JV with KION Group: Volts and KION Group GmbH of Germany (the second largest player in industrial trucks globally) have entered into a joint venture in India for manufacturing and marketing forklift trucks and warehousing equipment. Voltas will manufacture material handling products, while marketing and selling will be dealt with by the joint venture company, Voltas Materials Handling, controlled by KION. This arrangement will help Voltas increase its revenue from the material handling segment (which was 2.6 per cent of total revenue in FY10).

High dependence on the Middle East: Almost 90 per cent of the company’s international order book comes from this region. So far the countries where it operates haven’t been affected by the ongoing Middle East crisis, but the crisis could spread from one country to another. This raises the potential risk of operating in this region.
Rising material prices: Increase in prices of inputs like copper and steel could put pressure on Voltas’s margins. However, Voltas has expressed confidence that it will be able to pass on the price hike. Even though the demand for air conditioners is strong and strengthens around April-May, the softening of sales year-on-year in Q4FY11 raises concerns regarding how much of cost inflation it will be able to pass on.
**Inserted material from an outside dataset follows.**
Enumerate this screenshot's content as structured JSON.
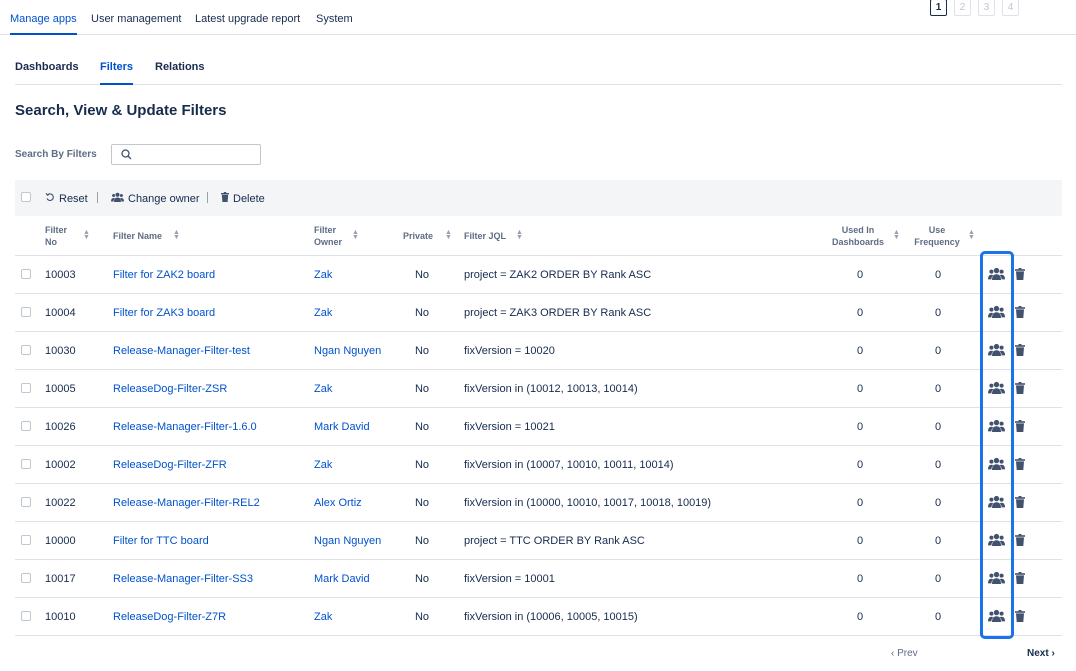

Higher working capital requirement: Voltas’s working capital requirement has been rising progressively through FY09-10 because of factors like change in the nature of work, and longer approval cycle for projects. The company’s project mix has changed from it being the main contractor in MEP projects to being a subcontractor in infrastructure projects. The longer certification and approval cycle is increasing its working capital requirements.
Rohini: Rohini Industrial Electricals (67 per cent subsidiary) is into the execution of large turnkey electrical contracts for power and industrial projects. It had entered into a number of large projects by bidding competitively. However, higher input costs have squeezed its margins. For the last nine months ending Q3FY11, it had a cumulative PBIT loss of Rs21 crore. The management expects to complete most of these unprofitable projects by March 31, 2011. FY12 will be a year of consolidation, with break-even coming in FY13. If due to execution delays the unprofitable projects spill over into FY12, then Rohini could once again drag down Voltas’s performance.
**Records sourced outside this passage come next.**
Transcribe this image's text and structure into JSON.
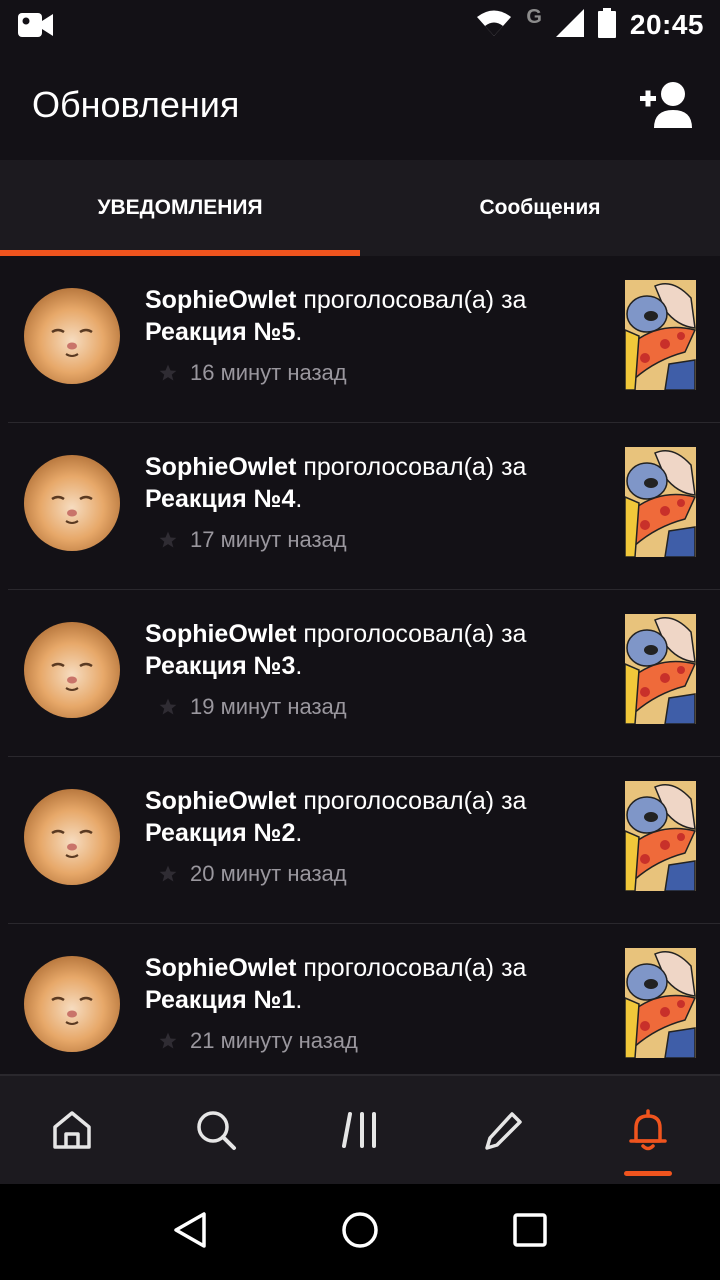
{
  "status_bar": {
    "time": "20:45",
    "network_label": "G",
    "icons": [
      "video-camera-icon",
      "wifi-icon",
      "signal-icon",
      "battery-icon"
    ]
  },
  "app_bar": {
    "title": "Обновления",
    "add_user_icon": "add-user-icon"
  },
  "tabs": [
    {
      "label": "УВЕДОМЛЕНИЯ",
      "active": true
    },
    {
      "label": "Сообщения",
      "active": false
    }
  ],
  "notifications": [
    {
      "user": "SophieOwlet",
      "action": "проголосовал(а) за",
      "target": "Реакция №5",
      "time": "16 минут назад"
    },
    {
      "user": "SophieOwlet",
      "action": "проголосовал(а) за",
      "target": "Реакция №4",
      "time": "17 минут назад"
    },
    {
      "user": "SophieOwlet",
      "action": "проголосовал(а) за",
      "target": "Реакция №3",
      "time": "19 минут назад"
    },
    {
      "user": "SophieOwlet",
      "action": "проголосовал(а) за",
      "target": "Реакция №2",
      "time": "20 минут назад"
    },
    {
      "user": "SophieOwlet",
      "action": "проголосовал(а) за",
      "target": "Реакция №1",
      "time": "21 минуту назад"
    }
  ],
  "bottom_nav": [
    {
      "icon": "home-icon",
      "active": false
    },
    {
      "icon": "search-icon",
      "active": false
    },
    {
      "icon": "library-icon",
      "active": false
    },
    {
      "icon": "pencil-icon",
      "active": false
    },
    {
      "icon": "bell-icon",
      "active": true
    }
  ],
  "system_nav": [
    "back-icon",
    "home-circle-icon",
    "recents-icon"
  ],
  "colors": {
    "accent": "#f0541e",
    "background": "#131116",
    "surface": "#1c1a1f",
    "muted_text": "#9a979e"
  }
}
Voltas has shown spectacular performance between FY05 and FY10. Its net worth expanded at 39 per cent (compounded annual growth rate) to Rs995 crore in FY10. At the same time, its bottom line grew at 47 per cent over these five years. It ended FY10 with a return on equity (RoE) of 39.93 per cent (5-year average 43.47 per cent). The management’s endeavour to improve the company’s performance is reflected in its rising operating margin. In FY06, its operating margin stood at 5.20 per cent; by FY10 it had increased to 10.79 per cent. Currently, it has an outstanding debt of Rs190 crore with a debt-equity ratio of 0.02.
In the trailing 12 months, Voltas has expanded its revenue by 13.52 per cent y-o-y, while its PAT has improved 29.60 per cent on the back of better operating profits. The order book of Rs4,700 crore provides revenue visibility for 19 months, which is adequate.

Voltas is currently trading at 14.47 times its 12-month trailing earnings, while its five-year median P/E stands at 19.73. Moreover, its price-earnings to growth ratio stands at 0.67, well below the cut-off of one. Considering the company’s potential and the opportunities available in the space that it operates in, we recommend that investors consider this stock for their portfolio with a three-year horizon.